Johnny Belinda - Official Trailer 

Max Steiner - "Johnny Belinda" - suite

The Searchers 
 

The Searchers is a 1956 American Technicolor VistaVision Western film directed by John Ford, based on the 1954 novel by Alan Le May, set during the Texas–Indian wars, and starring John Wayne as a middle-aged Civil War veteran who spends years looking for his abducted niece (Natalie Wood), accompanied by his adoptive nephew (Jeffrey Hunter).
The film was a commercial success. Since its release it has come to be considered a masterpiece and one of the greatest and most influential films ever made. It was named the greatest American western by the American Film Institute in 2008, and it placed 12th on the same organization's 2007 list of the 100 greatest American movies of all time. Entertainment Weekly also named it the best western.

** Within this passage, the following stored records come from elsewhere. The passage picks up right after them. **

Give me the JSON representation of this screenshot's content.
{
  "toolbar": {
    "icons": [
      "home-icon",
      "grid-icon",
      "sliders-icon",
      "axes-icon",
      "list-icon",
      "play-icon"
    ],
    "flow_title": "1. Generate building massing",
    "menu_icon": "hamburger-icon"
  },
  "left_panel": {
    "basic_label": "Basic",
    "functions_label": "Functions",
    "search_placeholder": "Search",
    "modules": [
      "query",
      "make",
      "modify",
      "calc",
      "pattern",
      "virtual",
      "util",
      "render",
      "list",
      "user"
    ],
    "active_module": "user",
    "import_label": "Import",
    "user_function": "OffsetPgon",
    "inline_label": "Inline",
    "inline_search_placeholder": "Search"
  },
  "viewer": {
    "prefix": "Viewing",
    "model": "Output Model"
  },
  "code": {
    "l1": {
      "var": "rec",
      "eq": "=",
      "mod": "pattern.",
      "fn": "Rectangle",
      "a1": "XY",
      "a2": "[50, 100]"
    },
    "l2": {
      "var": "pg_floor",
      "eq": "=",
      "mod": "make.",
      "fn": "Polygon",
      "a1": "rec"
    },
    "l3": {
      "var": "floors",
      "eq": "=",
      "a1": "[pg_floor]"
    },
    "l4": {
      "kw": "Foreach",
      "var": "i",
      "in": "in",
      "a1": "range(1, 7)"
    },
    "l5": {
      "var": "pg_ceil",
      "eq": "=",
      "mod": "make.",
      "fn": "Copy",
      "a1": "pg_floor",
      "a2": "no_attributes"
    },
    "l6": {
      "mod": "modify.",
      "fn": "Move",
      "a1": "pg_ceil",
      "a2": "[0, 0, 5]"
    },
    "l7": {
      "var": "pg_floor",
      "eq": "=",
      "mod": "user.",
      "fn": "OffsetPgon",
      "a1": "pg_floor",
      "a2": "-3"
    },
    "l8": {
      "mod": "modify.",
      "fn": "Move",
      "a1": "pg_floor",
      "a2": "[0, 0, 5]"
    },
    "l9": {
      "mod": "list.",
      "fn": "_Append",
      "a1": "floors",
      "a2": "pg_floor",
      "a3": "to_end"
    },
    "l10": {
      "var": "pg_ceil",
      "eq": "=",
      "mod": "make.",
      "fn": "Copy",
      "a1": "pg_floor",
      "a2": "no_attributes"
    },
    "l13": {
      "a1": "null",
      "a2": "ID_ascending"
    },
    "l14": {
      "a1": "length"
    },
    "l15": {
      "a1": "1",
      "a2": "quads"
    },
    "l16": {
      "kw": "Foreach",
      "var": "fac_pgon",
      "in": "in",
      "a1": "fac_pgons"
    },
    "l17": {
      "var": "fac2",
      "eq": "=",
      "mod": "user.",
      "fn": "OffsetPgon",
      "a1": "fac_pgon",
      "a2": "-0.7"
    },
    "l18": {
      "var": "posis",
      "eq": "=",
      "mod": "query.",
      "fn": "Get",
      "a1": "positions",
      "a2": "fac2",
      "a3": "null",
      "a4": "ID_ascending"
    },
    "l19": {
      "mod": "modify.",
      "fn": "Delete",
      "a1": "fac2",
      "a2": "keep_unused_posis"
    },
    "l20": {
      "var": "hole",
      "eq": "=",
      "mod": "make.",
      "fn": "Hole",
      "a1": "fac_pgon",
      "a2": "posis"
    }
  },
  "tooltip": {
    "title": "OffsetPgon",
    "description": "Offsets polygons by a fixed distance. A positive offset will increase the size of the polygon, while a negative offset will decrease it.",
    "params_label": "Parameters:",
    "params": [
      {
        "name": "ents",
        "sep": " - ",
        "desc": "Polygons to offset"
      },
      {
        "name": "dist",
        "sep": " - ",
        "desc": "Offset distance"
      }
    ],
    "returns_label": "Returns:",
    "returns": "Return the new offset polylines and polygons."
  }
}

The British Film Institute's Sight & Sound magazine ranked it as the seventh best film of all time based on a 2012 international survey of film critics and in 2008, the French magazine Cahiers du Cinéma ranked The Searchers number 10 in their list of the 100 best films ever made.

In 1989, The Searchers was deemed "culturally, historically, or aesthetically significant" by the United States Library of Congress, and selected for preservation in its National Film Registry; it was one of the first 25 films selected for the registry.

Max Steiner - The Searchers Soundtrack Suite - Original Soundtrack Theme from "The Searchers"

Parrish
 

Parrish is a 1961 American drama film made by Warner Bros. It was written, produced and directed by Delmer Daves, based on the 1958 novel of the same name by Mildred Savage. The music score was by Max Steiner, the Technicolor cinematography by Harry Stradling Sr., the art direction by Leo K. Kuter and the costume design by Howard Shoup.

The film stars Troy Donahue, Claudette Colbert, Karl Malden and Dean Jagger, with Connie Stevens, Diane McBain, Sharon Hugueny, Sylvia Miles, Madeleine Sherwood and Hayden Rorke. The film marked Claudette Colbert's last role on the big screen.

Parrish (1961) 1/3

Parrish (1961) 2/3

Parrish (1961) 3/3

Parrish - Soundtrack Suite - Max Steiner

Rome Adventure
 

Rome Adventure, 1962, also known as Lovers Must Learn, is a 1962 romantic drama film, based on the 1932 novel Lovers Must Learn by Irving Fineman. It was directed by Delmer Daves and stars Troy Donahue, Angie Dickinson, and Suzanne Pleshette.

Rome Adventure (1962) 1/2 

Rome Adventure (1962) 2/2 

"Rome Adventure"  - Soundtrack Suite